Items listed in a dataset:

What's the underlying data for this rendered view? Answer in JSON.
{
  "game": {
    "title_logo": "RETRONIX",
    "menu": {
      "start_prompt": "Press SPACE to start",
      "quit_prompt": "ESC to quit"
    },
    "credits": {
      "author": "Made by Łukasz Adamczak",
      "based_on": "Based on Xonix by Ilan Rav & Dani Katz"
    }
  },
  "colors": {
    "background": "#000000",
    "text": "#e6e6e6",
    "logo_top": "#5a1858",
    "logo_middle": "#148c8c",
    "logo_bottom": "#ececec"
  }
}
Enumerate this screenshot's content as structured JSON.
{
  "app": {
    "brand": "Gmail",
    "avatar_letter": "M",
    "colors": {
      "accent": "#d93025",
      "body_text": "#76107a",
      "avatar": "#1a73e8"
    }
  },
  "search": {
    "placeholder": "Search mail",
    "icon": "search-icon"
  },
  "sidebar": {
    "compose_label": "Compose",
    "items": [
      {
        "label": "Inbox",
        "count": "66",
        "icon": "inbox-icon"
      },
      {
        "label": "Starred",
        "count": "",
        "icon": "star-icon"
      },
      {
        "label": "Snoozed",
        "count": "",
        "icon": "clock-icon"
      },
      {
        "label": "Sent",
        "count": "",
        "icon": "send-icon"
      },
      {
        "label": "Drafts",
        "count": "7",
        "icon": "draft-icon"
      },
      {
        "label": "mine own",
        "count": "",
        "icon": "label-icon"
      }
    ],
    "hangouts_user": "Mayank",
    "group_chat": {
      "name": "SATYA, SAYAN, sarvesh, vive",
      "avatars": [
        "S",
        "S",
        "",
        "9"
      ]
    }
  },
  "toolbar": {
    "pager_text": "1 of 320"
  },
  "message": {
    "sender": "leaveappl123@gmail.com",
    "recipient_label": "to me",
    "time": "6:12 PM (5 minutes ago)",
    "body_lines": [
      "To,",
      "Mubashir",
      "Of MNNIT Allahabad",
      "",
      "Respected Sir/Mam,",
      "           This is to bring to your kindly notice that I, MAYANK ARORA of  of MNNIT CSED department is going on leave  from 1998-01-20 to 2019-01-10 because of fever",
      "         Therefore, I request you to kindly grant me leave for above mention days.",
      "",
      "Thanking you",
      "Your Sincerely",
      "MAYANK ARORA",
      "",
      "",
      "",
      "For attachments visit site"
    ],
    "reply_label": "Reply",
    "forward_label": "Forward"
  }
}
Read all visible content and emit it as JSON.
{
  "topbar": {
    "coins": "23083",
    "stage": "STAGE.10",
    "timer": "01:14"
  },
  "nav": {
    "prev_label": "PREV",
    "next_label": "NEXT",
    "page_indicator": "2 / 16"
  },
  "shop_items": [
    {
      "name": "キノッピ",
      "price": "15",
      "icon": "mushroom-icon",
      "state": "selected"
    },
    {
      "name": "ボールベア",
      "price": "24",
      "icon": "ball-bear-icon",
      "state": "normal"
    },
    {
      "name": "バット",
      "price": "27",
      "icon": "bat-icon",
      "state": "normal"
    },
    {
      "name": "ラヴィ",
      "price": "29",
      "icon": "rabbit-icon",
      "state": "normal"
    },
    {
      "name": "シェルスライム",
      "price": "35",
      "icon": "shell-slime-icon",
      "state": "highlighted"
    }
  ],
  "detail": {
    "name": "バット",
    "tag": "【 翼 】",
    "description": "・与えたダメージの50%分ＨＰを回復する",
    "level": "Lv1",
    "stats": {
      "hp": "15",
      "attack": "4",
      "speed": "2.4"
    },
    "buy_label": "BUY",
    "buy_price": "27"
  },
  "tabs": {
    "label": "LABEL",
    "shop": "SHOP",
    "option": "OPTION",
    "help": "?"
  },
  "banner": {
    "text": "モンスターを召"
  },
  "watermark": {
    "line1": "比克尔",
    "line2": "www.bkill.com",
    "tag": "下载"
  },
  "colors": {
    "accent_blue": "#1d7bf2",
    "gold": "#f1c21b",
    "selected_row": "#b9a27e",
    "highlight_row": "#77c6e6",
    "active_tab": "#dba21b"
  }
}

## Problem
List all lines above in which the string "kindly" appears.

## Answer for the task
      "           This is to bring to your kindly notice that I, MAYANK ARORA of  of MNNIT CSED department is going on leave  from 1998-01-20 to 2019-01-10 because of fever",
      "         Therefore, I request you to kindly grant me leave for above mention days.",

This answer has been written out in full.